# Exercise objective
If a line below contains the string "Create", return that line.

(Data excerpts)
Start of Block

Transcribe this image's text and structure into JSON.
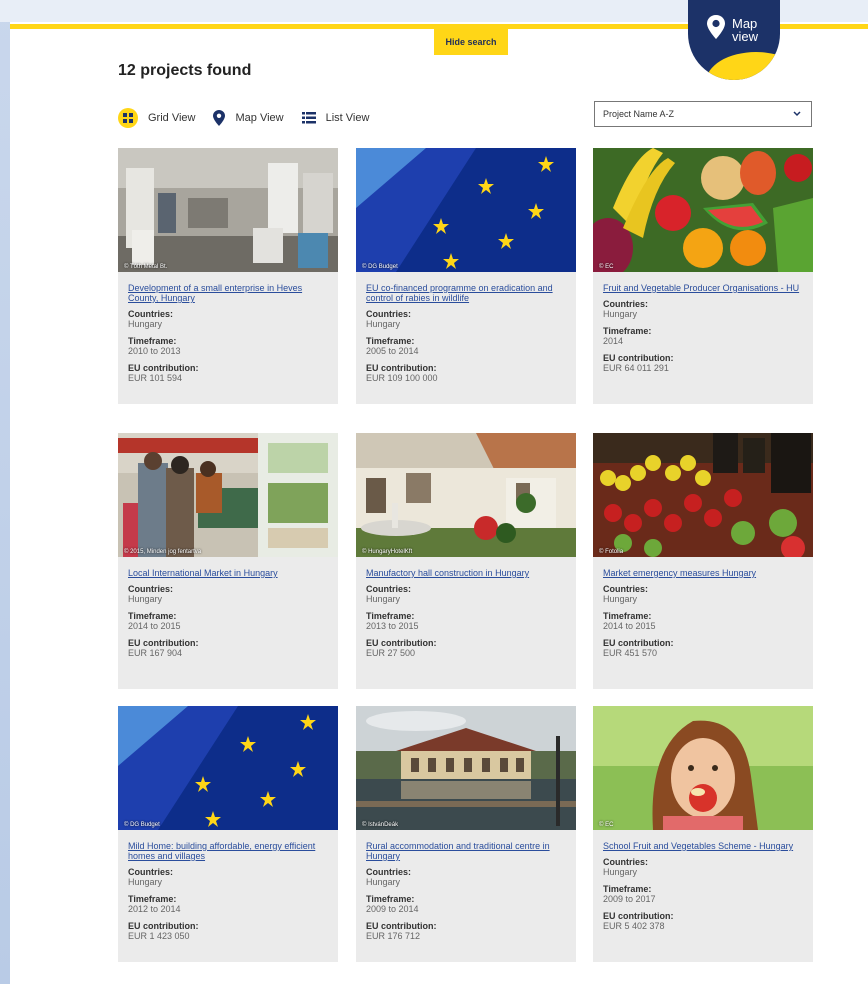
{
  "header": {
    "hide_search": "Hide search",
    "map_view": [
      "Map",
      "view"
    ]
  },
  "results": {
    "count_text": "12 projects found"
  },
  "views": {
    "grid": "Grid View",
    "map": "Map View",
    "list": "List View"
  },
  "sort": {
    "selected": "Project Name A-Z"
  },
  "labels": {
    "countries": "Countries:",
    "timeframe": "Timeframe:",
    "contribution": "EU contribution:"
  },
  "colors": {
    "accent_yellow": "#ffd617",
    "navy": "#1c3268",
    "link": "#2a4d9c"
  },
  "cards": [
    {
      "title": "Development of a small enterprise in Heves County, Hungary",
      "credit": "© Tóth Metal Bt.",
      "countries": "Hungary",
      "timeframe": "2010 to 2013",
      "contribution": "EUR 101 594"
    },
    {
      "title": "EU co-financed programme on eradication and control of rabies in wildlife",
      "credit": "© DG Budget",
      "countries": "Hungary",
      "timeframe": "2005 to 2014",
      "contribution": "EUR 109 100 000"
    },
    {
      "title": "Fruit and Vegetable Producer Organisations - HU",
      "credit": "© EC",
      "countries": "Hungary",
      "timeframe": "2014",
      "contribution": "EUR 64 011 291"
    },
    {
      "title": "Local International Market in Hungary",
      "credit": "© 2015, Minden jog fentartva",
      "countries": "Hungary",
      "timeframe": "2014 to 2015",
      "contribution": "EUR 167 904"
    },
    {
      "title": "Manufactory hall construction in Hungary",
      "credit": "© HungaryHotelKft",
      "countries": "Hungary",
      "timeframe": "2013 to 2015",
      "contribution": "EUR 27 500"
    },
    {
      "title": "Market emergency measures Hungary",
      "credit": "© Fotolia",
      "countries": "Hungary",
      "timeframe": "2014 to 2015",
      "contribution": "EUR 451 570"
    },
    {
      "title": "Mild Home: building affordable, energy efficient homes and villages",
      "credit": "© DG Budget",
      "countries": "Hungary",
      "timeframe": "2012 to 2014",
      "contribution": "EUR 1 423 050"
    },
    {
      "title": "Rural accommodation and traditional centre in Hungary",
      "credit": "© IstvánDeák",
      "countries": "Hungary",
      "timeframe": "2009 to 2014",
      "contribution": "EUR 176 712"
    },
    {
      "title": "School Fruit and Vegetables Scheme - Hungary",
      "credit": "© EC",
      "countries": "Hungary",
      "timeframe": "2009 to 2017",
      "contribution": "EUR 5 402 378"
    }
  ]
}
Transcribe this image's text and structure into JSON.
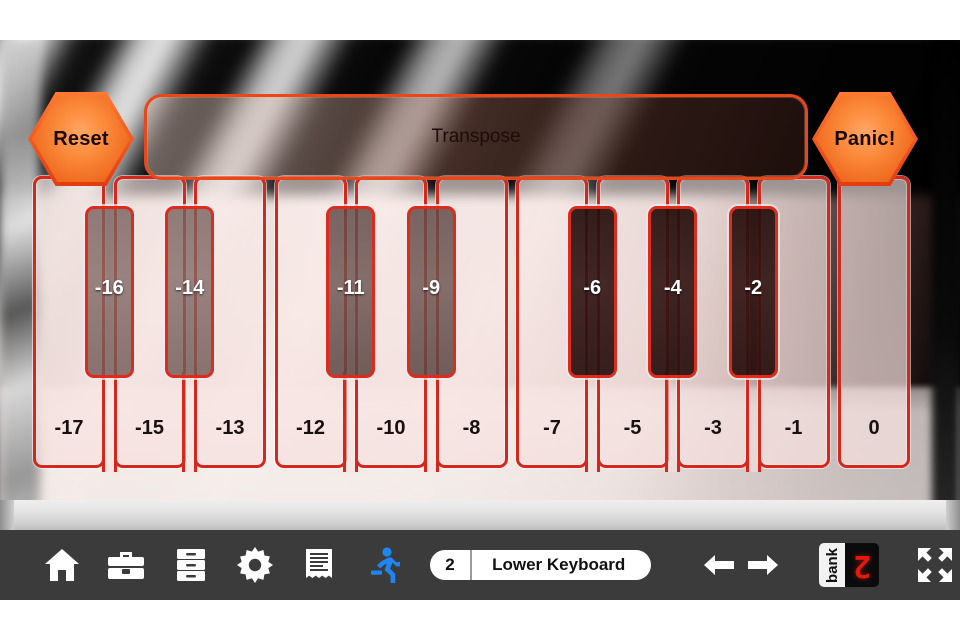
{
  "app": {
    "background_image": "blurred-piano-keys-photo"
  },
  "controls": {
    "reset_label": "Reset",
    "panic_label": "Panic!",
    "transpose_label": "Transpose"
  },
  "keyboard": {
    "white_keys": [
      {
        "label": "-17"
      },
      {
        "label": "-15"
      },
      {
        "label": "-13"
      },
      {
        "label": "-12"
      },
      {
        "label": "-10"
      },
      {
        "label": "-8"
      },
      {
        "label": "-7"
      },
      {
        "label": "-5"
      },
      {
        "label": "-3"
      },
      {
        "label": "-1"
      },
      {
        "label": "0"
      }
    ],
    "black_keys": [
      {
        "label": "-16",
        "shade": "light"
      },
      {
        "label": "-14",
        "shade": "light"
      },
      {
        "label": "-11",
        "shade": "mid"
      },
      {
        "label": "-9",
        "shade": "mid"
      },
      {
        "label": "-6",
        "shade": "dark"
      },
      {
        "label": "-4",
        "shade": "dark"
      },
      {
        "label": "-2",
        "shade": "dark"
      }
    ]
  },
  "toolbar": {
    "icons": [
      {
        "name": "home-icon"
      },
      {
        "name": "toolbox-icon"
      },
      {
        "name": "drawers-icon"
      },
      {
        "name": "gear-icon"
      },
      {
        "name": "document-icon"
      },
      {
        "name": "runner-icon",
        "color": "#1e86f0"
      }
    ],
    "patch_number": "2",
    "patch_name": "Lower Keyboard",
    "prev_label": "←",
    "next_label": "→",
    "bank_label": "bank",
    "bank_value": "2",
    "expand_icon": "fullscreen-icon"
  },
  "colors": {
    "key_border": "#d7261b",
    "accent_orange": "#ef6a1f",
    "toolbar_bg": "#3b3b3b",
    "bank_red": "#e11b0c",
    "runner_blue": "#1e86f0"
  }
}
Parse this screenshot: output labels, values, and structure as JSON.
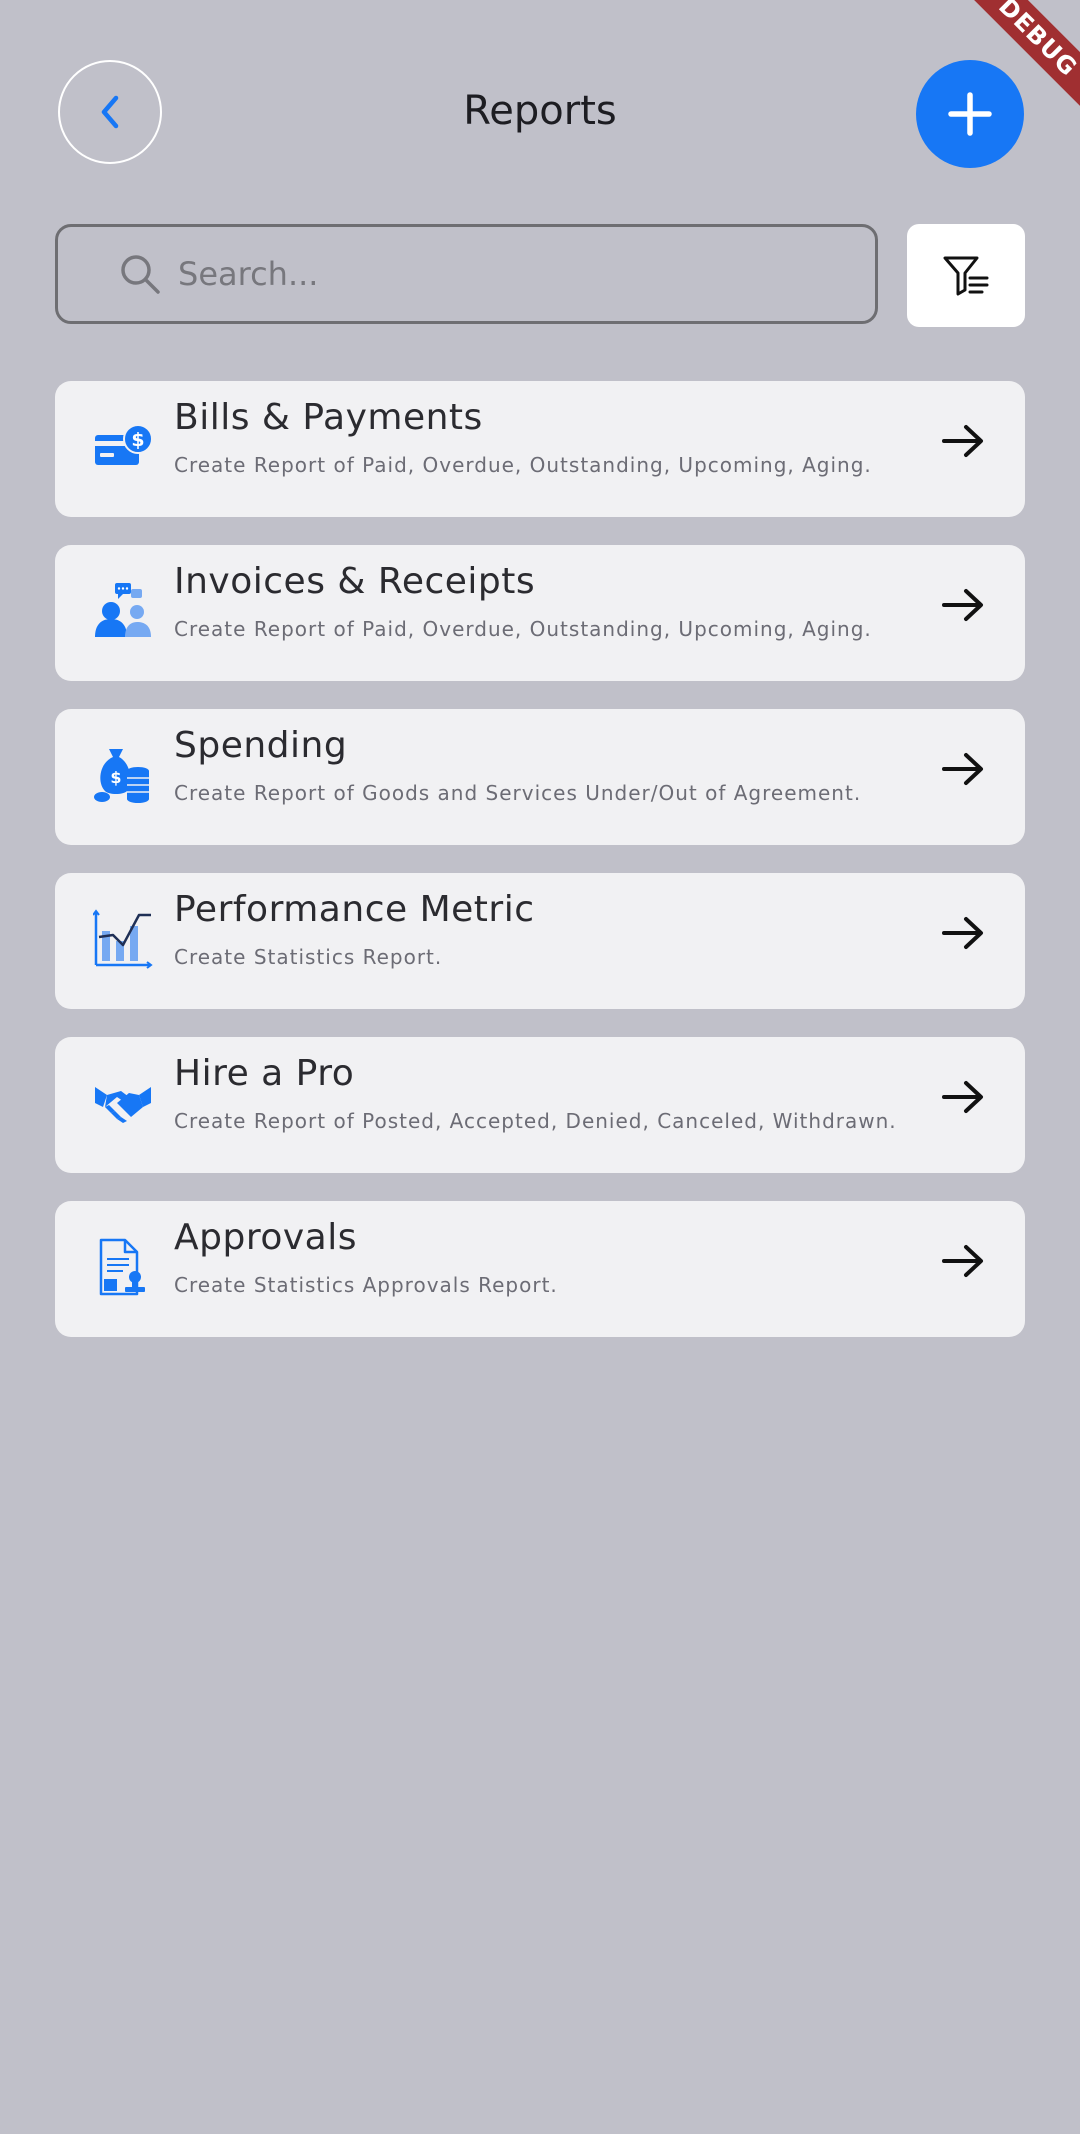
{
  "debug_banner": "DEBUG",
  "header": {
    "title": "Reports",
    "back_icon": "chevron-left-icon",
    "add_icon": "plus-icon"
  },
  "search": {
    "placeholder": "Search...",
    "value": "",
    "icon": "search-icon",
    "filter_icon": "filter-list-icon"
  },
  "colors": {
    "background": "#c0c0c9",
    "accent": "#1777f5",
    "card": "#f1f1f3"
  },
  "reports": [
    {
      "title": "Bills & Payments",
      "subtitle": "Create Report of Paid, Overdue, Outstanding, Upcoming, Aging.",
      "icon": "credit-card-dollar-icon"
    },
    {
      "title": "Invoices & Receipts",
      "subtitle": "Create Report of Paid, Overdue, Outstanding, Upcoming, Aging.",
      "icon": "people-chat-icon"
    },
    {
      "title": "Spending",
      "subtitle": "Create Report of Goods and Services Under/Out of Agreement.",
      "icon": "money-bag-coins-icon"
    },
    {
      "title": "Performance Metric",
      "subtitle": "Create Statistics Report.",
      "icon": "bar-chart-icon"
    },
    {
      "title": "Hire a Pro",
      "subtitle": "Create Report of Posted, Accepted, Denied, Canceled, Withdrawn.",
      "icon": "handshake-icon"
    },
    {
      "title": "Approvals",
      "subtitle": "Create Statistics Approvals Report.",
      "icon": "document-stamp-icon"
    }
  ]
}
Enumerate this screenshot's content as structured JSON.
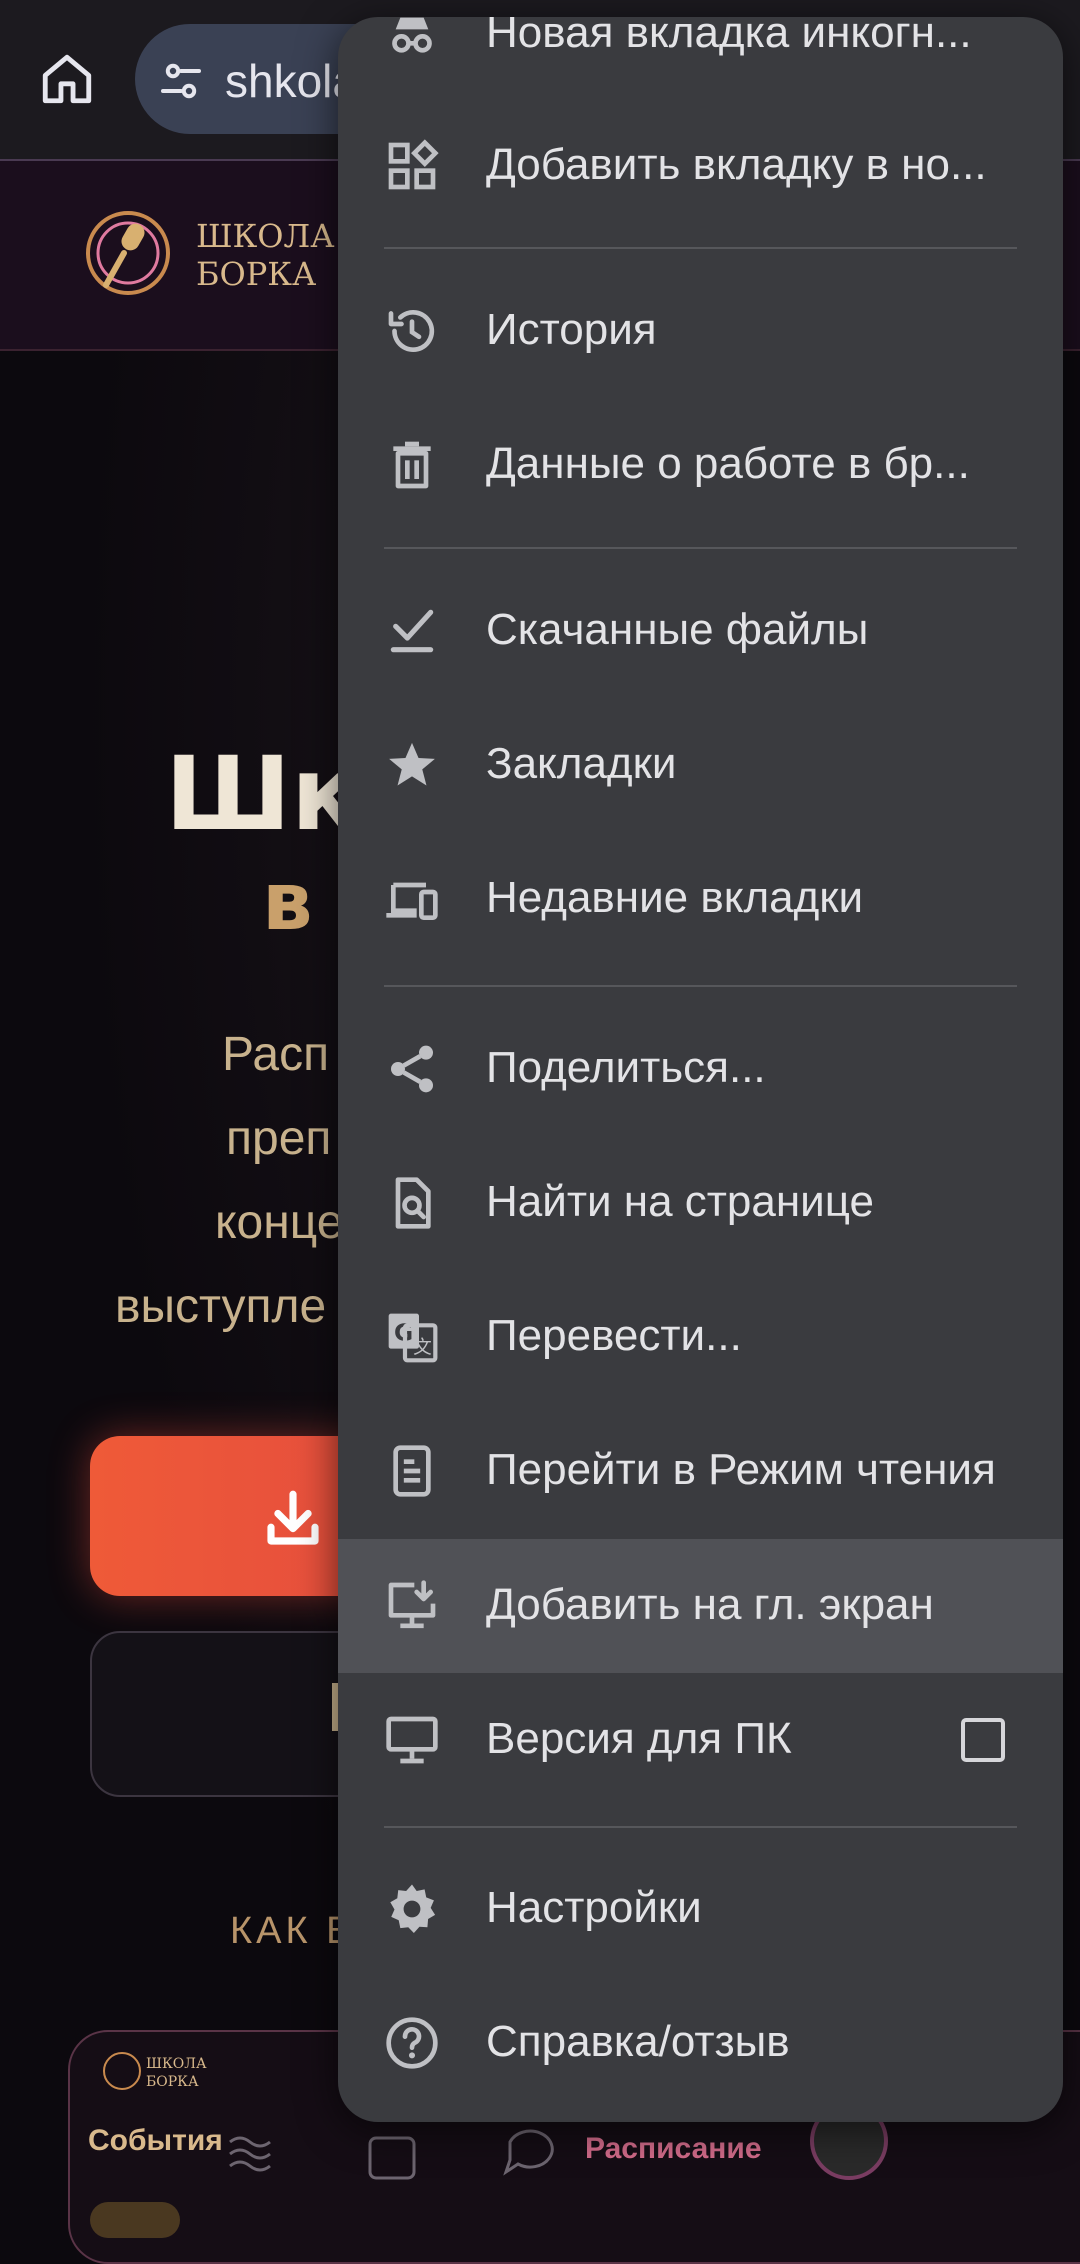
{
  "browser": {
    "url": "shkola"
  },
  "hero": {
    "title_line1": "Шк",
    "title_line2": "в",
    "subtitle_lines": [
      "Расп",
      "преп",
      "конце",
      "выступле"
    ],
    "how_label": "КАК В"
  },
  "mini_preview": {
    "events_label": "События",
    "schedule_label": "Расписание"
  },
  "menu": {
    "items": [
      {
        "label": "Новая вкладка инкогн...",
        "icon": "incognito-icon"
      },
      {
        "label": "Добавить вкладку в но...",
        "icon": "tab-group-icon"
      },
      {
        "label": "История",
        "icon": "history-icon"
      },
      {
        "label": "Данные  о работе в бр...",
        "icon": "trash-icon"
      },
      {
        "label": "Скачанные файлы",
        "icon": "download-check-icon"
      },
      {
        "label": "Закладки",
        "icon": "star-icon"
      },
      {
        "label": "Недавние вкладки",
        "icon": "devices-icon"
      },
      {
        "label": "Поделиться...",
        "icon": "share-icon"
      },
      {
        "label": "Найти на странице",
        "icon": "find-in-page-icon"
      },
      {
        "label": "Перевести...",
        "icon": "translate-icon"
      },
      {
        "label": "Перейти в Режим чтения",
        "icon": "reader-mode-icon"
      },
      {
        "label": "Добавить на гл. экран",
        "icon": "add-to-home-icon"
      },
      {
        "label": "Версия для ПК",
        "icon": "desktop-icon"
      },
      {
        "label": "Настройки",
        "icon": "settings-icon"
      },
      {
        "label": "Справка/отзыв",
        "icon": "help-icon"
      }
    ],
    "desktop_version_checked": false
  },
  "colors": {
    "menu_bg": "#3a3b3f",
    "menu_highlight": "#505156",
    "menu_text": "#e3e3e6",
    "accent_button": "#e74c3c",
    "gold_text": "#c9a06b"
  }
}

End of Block

# Response area
      "subtitle": "Create Report of Paid, Overdue, Outstanding, Upcoming, Aging.",
      "subtitle": "Create Report of Paid, Overdue, Outstanding, Upcoming, Aging.",
      "subtitle": "Create Report of Goods and Services Under/Out of Agreement.",
      "subtitle": "Create Statistics Report.",
      "subtitle": "Create Report of Posted, Accepted, Denied, Canceled, Withdrawn.",
      "subtitle": "Create Statistics Approvals Report.",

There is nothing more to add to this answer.